▸ **Exercise description**
Filter the entries for the string "this". Copy each line that has it.

[[ Data for review open ]]

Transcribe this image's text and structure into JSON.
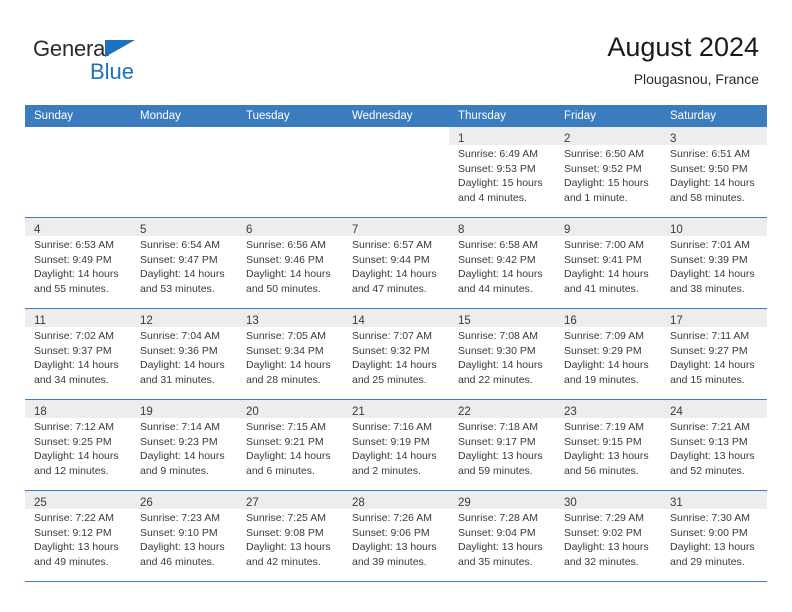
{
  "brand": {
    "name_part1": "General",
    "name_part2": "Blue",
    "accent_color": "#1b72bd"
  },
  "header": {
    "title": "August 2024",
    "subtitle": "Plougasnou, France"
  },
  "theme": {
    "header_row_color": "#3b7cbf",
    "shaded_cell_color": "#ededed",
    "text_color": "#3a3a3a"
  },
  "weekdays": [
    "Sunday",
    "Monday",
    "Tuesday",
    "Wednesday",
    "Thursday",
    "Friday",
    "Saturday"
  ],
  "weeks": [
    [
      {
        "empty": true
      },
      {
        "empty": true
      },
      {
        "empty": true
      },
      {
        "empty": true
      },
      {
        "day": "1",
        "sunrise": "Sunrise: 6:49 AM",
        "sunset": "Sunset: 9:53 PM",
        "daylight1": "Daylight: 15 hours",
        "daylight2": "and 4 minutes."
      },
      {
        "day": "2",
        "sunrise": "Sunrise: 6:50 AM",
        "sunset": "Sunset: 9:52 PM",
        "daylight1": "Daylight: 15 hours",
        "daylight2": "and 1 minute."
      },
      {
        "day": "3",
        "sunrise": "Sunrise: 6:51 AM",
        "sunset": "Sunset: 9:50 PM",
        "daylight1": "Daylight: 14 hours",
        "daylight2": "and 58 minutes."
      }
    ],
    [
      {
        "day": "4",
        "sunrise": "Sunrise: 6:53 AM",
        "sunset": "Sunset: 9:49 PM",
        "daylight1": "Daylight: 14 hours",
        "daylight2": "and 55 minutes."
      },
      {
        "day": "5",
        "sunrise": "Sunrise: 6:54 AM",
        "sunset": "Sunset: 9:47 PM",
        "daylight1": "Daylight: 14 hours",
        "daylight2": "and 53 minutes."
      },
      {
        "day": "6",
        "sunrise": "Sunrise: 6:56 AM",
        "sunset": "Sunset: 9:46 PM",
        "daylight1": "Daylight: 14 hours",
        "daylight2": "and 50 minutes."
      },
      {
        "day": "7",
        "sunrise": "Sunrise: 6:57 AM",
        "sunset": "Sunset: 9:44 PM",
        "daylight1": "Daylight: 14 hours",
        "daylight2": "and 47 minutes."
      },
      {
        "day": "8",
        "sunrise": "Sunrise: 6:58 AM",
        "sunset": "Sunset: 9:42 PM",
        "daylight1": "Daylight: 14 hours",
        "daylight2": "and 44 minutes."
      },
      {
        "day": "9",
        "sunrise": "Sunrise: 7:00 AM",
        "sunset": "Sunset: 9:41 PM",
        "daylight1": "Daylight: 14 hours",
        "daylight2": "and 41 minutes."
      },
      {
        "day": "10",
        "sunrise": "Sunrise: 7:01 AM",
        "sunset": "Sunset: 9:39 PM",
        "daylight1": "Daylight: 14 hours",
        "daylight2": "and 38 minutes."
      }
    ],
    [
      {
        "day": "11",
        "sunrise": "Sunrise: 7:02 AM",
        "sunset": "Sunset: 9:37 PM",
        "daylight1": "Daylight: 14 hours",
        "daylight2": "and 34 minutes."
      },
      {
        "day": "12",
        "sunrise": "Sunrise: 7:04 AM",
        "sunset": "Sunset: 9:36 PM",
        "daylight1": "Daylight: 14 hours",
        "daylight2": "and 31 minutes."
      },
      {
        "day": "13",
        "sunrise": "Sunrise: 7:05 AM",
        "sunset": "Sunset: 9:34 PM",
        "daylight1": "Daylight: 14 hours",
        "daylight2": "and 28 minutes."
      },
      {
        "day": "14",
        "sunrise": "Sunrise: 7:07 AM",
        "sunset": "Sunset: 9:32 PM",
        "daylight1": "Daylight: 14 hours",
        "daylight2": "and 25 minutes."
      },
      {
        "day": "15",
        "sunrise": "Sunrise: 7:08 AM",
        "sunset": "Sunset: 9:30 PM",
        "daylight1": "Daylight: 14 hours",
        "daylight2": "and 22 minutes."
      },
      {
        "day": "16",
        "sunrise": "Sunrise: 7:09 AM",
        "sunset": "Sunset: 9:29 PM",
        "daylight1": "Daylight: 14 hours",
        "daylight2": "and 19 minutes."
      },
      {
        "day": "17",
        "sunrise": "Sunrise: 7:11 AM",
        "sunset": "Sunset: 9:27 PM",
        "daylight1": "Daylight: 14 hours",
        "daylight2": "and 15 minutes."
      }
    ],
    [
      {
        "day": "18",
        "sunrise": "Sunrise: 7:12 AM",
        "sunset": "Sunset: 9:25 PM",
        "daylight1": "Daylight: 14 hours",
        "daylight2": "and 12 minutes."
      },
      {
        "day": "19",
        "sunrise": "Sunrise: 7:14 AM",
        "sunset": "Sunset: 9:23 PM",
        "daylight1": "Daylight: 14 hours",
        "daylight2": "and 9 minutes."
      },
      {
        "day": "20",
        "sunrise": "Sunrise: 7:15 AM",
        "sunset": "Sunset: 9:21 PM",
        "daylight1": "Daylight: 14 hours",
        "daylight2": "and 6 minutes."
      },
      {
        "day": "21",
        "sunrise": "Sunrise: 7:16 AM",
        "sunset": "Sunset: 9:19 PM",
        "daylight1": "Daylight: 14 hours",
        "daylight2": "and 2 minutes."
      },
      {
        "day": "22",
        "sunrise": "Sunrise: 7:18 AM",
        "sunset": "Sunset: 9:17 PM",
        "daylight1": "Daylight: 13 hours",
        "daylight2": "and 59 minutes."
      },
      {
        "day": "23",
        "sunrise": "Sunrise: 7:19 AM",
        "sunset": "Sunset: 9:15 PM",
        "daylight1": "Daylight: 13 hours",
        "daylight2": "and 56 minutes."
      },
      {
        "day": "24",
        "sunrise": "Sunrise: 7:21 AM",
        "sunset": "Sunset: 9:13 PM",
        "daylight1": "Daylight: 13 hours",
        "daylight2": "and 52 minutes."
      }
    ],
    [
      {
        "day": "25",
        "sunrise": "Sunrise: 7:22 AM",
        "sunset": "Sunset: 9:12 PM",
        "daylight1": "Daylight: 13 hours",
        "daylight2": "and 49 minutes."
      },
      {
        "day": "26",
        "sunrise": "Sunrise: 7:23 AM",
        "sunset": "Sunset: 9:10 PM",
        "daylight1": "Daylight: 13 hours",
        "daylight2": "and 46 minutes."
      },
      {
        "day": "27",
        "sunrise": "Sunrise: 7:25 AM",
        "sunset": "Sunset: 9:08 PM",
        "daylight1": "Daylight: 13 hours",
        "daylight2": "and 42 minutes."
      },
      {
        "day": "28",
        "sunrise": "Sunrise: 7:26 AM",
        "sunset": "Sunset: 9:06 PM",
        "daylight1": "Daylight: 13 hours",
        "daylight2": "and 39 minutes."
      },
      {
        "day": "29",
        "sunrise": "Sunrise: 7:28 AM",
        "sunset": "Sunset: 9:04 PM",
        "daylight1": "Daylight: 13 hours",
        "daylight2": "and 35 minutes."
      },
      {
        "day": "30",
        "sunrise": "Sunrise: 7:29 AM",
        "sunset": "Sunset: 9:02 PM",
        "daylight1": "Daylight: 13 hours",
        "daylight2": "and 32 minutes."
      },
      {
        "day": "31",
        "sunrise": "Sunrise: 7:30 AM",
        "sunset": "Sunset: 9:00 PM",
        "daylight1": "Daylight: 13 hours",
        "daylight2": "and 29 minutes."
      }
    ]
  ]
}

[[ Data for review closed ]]
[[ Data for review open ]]

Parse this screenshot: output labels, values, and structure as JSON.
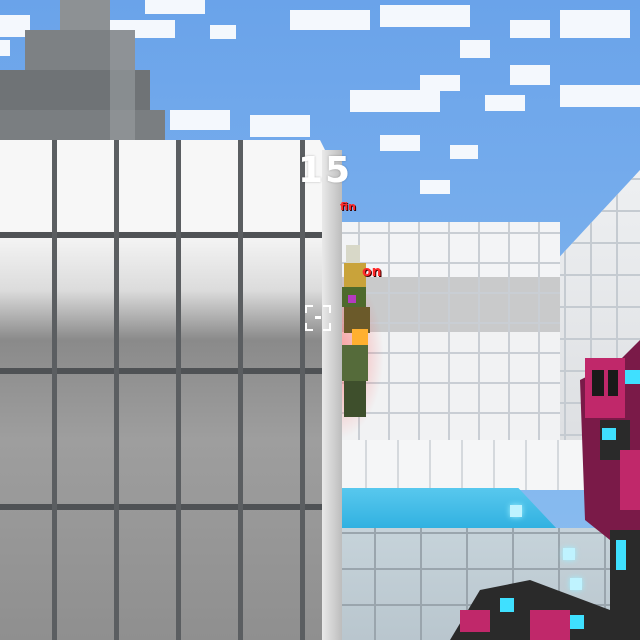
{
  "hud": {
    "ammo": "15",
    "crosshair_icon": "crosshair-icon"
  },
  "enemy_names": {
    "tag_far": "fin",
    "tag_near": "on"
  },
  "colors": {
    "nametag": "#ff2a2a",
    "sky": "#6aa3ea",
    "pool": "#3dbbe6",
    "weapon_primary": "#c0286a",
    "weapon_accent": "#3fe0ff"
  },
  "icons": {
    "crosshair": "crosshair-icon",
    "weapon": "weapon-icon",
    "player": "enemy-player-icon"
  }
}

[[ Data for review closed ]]

▸ **Answer to the problem**
Transcribe this image's text and structure into JSON.
Parse this screenshot: output labels, values, and structure as JSON.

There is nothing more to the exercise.